City of Carthage
The scorching sun was unbearable within the fortified walls surrounding the City of Carthage that day some two thousands years ago. I walked upon the ruins while the city was still burning to the ground. I could feel the heat from the flaming barricades as I passed by. Columns of black smoke filled the air. The stench of death was everywhere. Every street, every building, every home, and every temple had become a battlefield, a killing field, a graveyard where tens of thousands of the dead lay unburied. There was no mercy for those who surrendered—if not executed, then sold into slavery was their fate.
What is this?" I asked in a language not of my own. My eyes were glazed over by the misery that lied before me.
"It's hell here on Earth," an old man answered in his own tongue.
"Hell?" I asked.
"A siege that had lasted two years," he cried, "before the demonic Romans had broken through our defenses and slaughtered my people."

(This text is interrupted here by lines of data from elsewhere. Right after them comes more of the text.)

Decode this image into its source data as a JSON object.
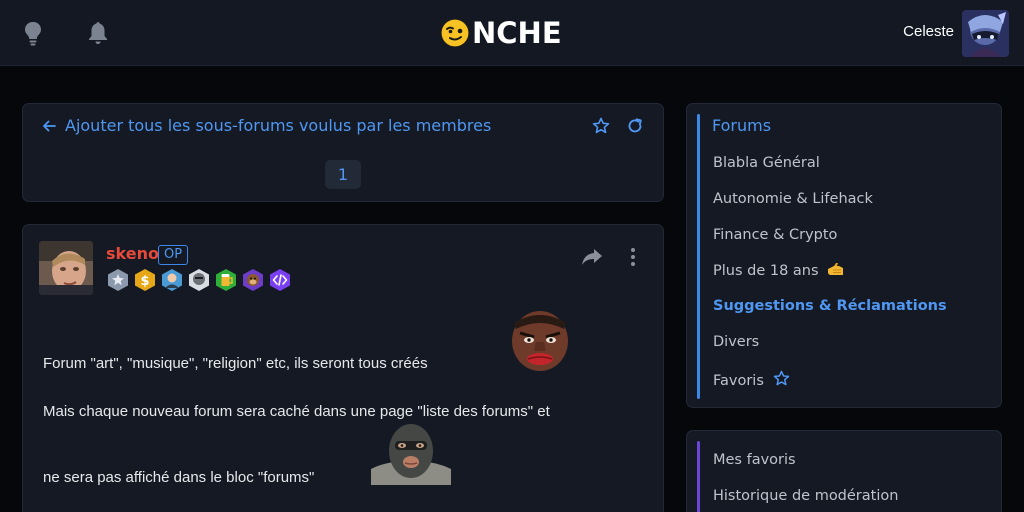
{
  "header": {
    "logo_text": "NCHE",
    "username": "Celeste",
    "icons": [
      "lightbulb-icon",
      "bell-icon",
      "onche-smiley-logo"
    ]
  },
  "topic": {
    "title": "Ajouter tous les sous-forums voulus par les membres",
    "current_page": "1"
  },
  "post": {
    "author": "skeno",
    "op_label": "OP",
    "badges": [
      "star-badge",
      "coin-badge",
      "avatar-badge",
      "face-badge",
      "beer-badge",
      "monkey-badge",
      "code-badge"
    ],
    "lines": [
      "Forum \"art\", \"musique\", \"religion\" etc, ils seront tous créés",
      "Mais chaque nouveau forum sera caché dans une page \"liste des forums\" et",
      "ne sera pas affiché dans le bloc \"forums\""
    ]
  },
  "sidebar": {
    "forums_title": "Forums",
    "forums": [
      {
        "label": "Blabla Général",
        "active": false
      },
      {
        "label": "Autonomie & Lifehack",
        "active": false
      },
      {
        "label": "Finance & Crypto",
        "active": false
      },
      {
        "label": "Plus de 18 ans",
        "active": false
      },
      {
        "label": "Suggestions & Réclamations",
        "active": true
      },
      {
        "label": "Divers",
        "active": false
      },
      {
        "label": "Favoris",
        "active": false
      }
    ],
    "links": [
      {
        "label": "Mes favoris"
      },
      {
        "label": "Historique de modération"
      }
    ]
  },
  "colors": {
    "accent": "#4f97f2",
    "author": "#e5493a",
    "background": "#05070a",
    "card": "#141923"
  }
}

"Oh Carthage, are thou not but a sign for all mankind," I whispered to myself, "a warning to generations to come, the foretelling of the chaos and madness that seize men, a testament of the cruelty of tribe against tribe, nation against nation, race against race, a sign of the lie that we are living?"
"Sir, I think the library is closing," a young woman said as she looked down on me with soft hazel eyes.
"Closing," I asked as I pushed aside the book I was reading—The Warring Culture of the Roman Empire. I had lost track of time since taking refuge at the city library—losing myself in the books housed in the history department.
"Is everything all right," she asked. "You don't look too well."
"It was real hot there,"
"In the City of Carthage,"
"Carthage?" she asked, looking puzzled.
" God is giving me a sign," I said. "A sign about the nature of man."
"What about man's nature?"
"I'm not sure. Perhaps, why we are the way we are—the dark side of ourselves."